To be effective in an EDU, the composite material must have good damping characteristics while retaining the desired strength and stiffness properties. “There is typically a bit of a tradeoff between stiffness and damping. Things that might be really well damped, like a piece of paper, won’t be very good handling loads in the gearbox or motor,” Hose says. To find the right materials, NCC has been investigating long-fiber thermoplastics with various combinations of polymers and fibers, including everything from natural fibers like hemp to high-performing carbon and aramid fibers.

Working with composites can be challenging simply because of the many possibilities they offer. “There is so much information out there, and there are so many permutations,” Hose says.

DSD is assisting NCC with its expertise in transmission and motor design and with the design parameters for the composite materials.
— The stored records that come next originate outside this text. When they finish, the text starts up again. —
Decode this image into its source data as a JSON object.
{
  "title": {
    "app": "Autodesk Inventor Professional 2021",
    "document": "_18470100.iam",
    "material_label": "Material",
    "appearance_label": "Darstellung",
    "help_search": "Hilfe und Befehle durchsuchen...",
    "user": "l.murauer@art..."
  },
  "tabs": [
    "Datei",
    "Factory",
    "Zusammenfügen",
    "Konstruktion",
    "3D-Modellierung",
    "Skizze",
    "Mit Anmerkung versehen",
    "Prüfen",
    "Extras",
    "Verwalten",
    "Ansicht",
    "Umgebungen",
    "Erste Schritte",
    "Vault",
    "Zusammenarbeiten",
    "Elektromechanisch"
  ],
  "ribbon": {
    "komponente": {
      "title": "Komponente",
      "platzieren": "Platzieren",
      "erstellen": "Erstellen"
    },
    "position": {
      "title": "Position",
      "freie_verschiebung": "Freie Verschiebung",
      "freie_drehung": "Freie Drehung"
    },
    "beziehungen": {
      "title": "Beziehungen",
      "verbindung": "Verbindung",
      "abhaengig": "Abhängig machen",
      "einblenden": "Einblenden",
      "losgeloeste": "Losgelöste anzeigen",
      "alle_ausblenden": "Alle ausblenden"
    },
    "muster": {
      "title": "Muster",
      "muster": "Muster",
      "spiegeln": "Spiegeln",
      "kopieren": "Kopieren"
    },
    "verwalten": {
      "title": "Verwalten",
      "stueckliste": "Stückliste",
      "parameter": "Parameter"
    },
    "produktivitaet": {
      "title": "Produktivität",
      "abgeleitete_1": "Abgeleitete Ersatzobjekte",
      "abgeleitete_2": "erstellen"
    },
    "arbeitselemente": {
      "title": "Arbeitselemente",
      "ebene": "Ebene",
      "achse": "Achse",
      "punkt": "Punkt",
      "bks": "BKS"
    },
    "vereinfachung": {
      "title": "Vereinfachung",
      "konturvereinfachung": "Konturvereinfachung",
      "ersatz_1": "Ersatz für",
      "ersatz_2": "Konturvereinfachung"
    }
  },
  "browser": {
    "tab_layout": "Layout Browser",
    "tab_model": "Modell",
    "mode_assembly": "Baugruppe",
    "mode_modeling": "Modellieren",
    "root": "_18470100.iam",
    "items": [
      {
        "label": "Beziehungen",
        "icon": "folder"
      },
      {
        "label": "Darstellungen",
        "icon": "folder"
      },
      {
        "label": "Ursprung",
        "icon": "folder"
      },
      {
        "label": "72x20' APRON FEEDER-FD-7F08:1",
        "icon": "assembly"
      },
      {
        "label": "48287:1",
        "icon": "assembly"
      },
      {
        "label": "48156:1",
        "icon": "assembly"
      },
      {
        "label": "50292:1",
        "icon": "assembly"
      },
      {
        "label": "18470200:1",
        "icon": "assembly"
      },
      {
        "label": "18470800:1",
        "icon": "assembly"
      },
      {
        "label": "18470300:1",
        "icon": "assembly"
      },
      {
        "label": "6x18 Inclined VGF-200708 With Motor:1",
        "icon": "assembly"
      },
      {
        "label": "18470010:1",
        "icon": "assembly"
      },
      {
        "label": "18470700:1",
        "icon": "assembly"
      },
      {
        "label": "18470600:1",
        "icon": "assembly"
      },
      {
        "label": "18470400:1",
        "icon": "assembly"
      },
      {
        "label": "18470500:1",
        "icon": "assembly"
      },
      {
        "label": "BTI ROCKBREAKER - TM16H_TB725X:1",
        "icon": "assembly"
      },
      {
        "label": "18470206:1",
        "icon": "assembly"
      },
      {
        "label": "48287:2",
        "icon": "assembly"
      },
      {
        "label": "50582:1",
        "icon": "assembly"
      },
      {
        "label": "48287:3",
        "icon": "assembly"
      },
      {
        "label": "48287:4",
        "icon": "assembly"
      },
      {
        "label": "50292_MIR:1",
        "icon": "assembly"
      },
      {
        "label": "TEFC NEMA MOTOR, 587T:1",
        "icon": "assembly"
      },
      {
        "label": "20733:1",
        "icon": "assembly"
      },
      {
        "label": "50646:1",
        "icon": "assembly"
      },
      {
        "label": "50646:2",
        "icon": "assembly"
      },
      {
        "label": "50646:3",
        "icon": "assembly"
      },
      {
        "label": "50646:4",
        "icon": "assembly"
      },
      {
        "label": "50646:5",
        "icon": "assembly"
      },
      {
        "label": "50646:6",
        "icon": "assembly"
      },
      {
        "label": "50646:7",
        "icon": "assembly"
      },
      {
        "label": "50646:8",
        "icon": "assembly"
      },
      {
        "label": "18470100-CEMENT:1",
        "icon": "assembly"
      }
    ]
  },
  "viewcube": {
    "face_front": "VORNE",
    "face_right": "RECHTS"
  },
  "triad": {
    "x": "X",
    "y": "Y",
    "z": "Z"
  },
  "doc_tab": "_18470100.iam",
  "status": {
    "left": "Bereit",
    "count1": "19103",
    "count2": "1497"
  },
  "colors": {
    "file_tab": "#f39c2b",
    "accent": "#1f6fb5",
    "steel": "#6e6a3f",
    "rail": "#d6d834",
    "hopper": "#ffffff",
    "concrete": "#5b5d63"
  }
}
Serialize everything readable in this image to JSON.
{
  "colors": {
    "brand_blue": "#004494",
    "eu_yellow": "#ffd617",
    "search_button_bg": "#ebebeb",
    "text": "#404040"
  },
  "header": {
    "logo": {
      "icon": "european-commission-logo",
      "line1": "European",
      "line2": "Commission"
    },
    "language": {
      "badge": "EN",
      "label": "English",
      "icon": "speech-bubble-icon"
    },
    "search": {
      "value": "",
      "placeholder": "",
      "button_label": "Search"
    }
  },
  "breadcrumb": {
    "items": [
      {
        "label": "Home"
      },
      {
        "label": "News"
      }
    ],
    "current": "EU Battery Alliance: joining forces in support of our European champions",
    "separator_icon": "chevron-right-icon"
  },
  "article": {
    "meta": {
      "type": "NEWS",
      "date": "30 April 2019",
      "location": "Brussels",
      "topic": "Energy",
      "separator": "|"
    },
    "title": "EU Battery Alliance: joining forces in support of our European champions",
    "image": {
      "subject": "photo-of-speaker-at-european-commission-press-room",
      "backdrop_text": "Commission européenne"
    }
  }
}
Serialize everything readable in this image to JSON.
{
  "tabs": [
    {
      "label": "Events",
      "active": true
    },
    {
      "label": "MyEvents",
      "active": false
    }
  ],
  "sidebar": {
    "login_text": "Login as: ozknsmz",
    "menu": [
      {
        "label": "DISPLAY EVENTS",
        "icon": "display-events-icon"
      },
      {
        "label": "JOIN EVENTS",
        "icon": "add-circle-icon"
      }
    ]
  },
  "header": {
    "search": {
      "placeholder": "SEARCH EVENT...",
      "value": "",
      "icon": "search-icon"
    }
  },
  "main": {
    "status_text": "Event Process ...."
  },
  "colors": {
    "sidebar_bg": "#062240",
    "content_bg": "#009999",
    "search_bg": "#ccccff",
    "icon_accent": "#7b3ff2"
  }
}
The list of requirements has been set deliberately high in the hopes that it will stimulate innovation. “That’s when those eureka moments can happen,” Hose adds.

During the project, DSD will also be using its modeling capabilities to virtually test how changing some structural elements in an EDU – switching out an aluminum mount to a composite mount or a steel ball bearing case to a composite case, for example – will impact the NVH characteristics in a vehicle.

In addition, NCC and DSD are looking at the feasibility of using composite banding to improve motor design in production vehicles. Increasing the strength of the magnets in a rotor improves a motor’s power and efficiency, but also adds mechanical strain to the rotor casing. If manufacturers could find a cost-effective way to wrap that casing in a composite band, providing additional strength, they could increase the motor performance for all the EVs they produce.

DSD and NCC anticipate wrapping up their composites research sometime in the fall. While the results will answer some questions about composite materials’ ability to dampen sound, they are likely to introduce even more. The next step could be finding a company interested in doing real-world testing of the composite rotor components. “We will have moved the game in our thought leadership a lot,” says Hose. “I think we will know better how we can make some big leaps in designing more interesting combinations of electric drive units.”